The right mix of proactive and reactive communications will ensure that key messages are constantly being communicated.

A few ways you can work towards this are:

1. Have clearly defined key messages. See our previous post on key messages.

2. Look for relevant events, sponsorship opportunities, community involvement, speaking engagements, etc. that fit your key messages and are consistent with your brand. While exploring opportunities to tell your organization’s stories, think of visuals such as pictures, infographics and video to help to drive the same story/message through different communications channels.

3. View your communications efforts as a way to create dialogue. Simply broadcasting your information without any attempts to interact or create value for your audience could backfire.

Besides your people, your stories can be your greatest assets. Use them to build interest, relationships and dialogue as well as providing content for social media channels.

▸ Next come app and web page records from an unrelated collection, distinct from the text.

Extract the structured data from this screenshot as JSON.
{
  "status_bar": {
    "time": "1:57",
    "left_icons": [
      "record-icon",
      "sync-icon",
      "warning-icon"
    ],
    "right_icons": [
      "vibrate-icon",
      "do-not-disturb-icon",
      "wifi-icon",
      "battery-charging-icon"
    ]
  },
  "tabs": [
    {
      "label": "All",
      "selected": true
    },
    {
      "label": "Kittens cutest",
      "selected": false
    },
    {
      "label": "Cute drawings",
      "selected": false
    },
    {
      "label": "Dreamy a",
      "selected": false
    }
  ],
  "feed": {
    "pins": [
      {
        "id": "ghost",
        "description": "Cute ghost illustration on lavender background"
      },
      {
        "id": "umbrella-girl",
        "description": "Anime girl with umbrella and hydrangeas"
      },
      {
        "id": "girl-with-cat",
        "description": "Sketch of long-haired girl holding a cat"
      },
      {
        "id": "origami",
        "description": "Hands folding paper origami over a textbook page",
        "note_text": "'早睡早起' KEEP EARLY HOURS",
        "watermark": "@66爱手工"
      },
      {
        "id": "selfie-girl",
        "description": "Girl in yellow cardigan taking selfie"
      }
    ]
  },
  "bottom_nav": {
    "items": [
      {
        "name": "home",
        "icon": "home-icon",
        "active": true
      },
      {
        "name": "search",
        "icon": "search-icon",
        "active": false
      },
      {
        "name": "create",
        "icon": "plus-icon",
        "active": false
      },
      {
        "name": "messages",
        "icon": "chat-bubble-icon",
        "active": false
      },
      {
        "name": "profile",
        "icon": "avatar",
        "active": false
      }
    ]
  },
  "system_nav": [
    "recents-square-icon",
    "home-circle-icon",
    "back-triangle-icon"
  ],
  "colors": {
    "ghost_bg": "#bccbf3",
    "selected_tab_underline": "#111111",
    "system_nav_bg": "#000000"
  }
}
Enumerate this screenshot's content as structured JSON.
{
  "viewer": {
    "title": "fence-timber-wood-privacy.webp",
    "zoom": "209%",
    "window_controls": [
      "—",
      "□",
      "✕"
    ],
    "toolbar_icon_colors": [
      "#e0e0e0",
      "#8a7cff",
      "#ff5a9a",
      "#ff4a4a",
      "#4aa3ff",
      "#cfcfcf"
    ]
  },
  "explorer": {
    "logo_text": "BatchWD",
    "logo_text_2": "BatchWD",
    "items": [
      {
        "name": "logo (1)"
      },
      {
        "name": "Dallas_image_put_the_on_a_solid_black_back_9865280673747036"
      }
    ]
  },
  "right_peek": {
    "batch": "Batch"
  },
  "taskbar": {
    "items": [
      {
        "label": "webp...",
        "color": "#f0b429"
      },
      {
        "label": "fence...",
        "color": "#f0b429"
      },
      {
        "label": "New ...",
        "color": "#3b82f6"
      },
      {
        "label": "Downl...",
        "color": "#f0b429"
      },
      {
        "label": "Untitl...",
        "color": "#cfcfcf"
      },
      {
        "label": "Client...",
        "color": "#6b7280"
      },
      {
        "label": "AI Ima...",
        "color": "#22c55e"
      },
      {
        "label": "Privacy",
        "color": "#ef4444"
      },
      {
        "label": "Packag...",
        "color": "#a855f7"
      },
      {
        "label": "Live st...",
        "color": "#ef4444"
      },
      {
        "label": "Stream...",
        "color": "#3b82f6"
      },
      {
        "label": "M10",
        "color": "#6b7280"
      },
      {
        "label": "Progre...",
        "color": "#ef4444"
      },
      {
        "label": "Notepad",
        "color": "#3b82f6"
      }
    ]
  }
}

Thanks for visiting the CaptainComm blog. We hope you’ve enjoyed reading about proactive communications. Now go create some dialogue and buzz about your business. If you have any questions or would like more details, feel free to leave us a comment.